My friend Steve wants his kids to do well but he’s nowhere near ready for them to leave home. Not the one in elementary school, not the twelve-year-old, and certainly not the daughter who’s heading to college this fall. Steve and his wife have a great relationship with all their children, and they’ve been involved with everything. But their approach is so protective the kids have never had to learn anything via falling down, brushing themselves off, and figuring things out.It’s never too late to help kids leave the nest well equipped for what’s next.
“I just don’t want anything bad to happen to my little girl,” my friend said. That’s why, next week, we’ve scheduled a long lunch to chat. It’s never too late to help kids leave the nest well equipped for what’s next. Bottom line: Being an adult means you are able to face the world. We’ve got to prepare our kids for it. Here’s how.
1. Know that it’s all about how you respond:
It’s not what happens, it’s how you respond. Your kids need to know that – no matter what circumstances they run, walk, or fall into – they still have the option of choosing their response, and that choice is going to mean everything.
2. Know how to be a problem-solver:
Kids need to learn to live by their wits and they need the training right there at home. Get your children in the habit of facing, evaluating, and creatively overcoming all sorts of problems and obstacles.
3. Know the meaning (and the value) of struggle:
A wise man once said that, “We seldom grow outside of struggle.” First, make sure the kids are comfortable facing and talking about their struggles, rather than building walls or avoiding (You can/should model this; I’m quite sure we all need the practice!). Second, make sure the lines of communication remain clear and well-used when they leave so that you are available to help when they are forced to engage the next big struggle.
4. Know that practice makes perfect:
Our kids need to know we value them for themselves, not their performance; but anything they commit to is certainly worth giving their best. Golfer Phil Mickelson once said, “I’ve found out that the more I practice, the luckier I get.” If your child is going to make the transition to life on their own, it’s critical they understand they will need new skills and that they need to apply themselves to learning with intention.
5. Know how to think about money:
It’s never too late. My money-challenged daughter worked in a bank at 19, and the shock of it changed her life. Yours can stave off disaster by taking a class. Better yet, invite your child to get involved with the family finances and hands-on mentor their thinking.

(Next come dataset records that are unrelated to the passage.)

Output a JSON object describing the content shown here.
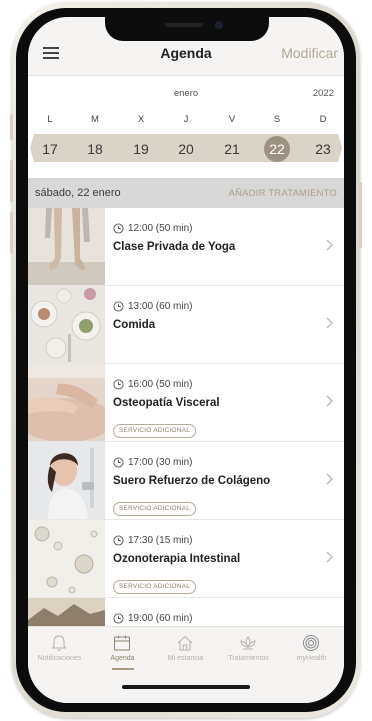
{
  "header": {
    "title": "Agenda",
    "action_label": "Modificar"
  },
  "calendar": {
    "month": "enero",
    "year": "2022",
    "weekdays": [
      "L",
      "M",
      "X",
      "J",
      "V",
      "S",
      "D"
    ],
    "days": [
      "17",
      "18",
      "19",
      "20",
      "21",
      "22",
      "23"
    ],
    "selected_day": "22"
  },
  "date_bar": {
    "date_label": "sábado, 22 enero",
    "add_label": "AÑADIR TRATAMIENTO"
  },
  "appointments": [
    {
      "time": "12:00 (50 min)",
      "title": "Clase Privada de Yoga",
      "badge": ""
    },
    {
      "time": "13:00 (60 min)",
      "title": "Comida",
      "badge": ""
    },
    {
      "time": "16:00 (50 min)",
      "title": "Osteopatía Visceral",
      "badge": "SERVICIO ADICIONAL"
    },
    {
      "time": "17:00 (30 min)",
      "title": "Suero Refuerzo de Colágeno",
      "badge": "SERVICIO ADICIONAL"
    },
    {
      "time": "17:30 (15 min)",
      "title": "Ozonoterapia Intestinal",
      "badge": "SERVICIO ADICIONAL"
    },
    {
      "time": "19:00 (60 min)",
      "title": "",
      "badge": ""
    }
  ],
  "tabbar": {
    "items": [
      {
        "label": "Notificaciones",
        "icon": "bell-icon"
      },
      {
        "label": "Agenda",
        "icon": "calendar-icon"
      },
      {
        "label": "Mi estancia",
        "icon": "house-icon"
      },
      {
        "label": "Tratamientos",
        "icon": "lotus-icon"
      },
      {
        "label": "myHealth",
        "icon": "target-icon"
      }
    ],
    "active": "Agenda"
  },
  "colors": {
    "accent": "#b3a795",
    "selected_day": "#9d9181",
    "strip": "#d9d3c8",
    "date_bar": "#d8d8d8"
  }
}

Managing finances may not be rocket science, but can still blow up the launch pad if they leave home unprepared.
Huddle up with your kids and ask, “When you think about leaving home, what makes you nervous?”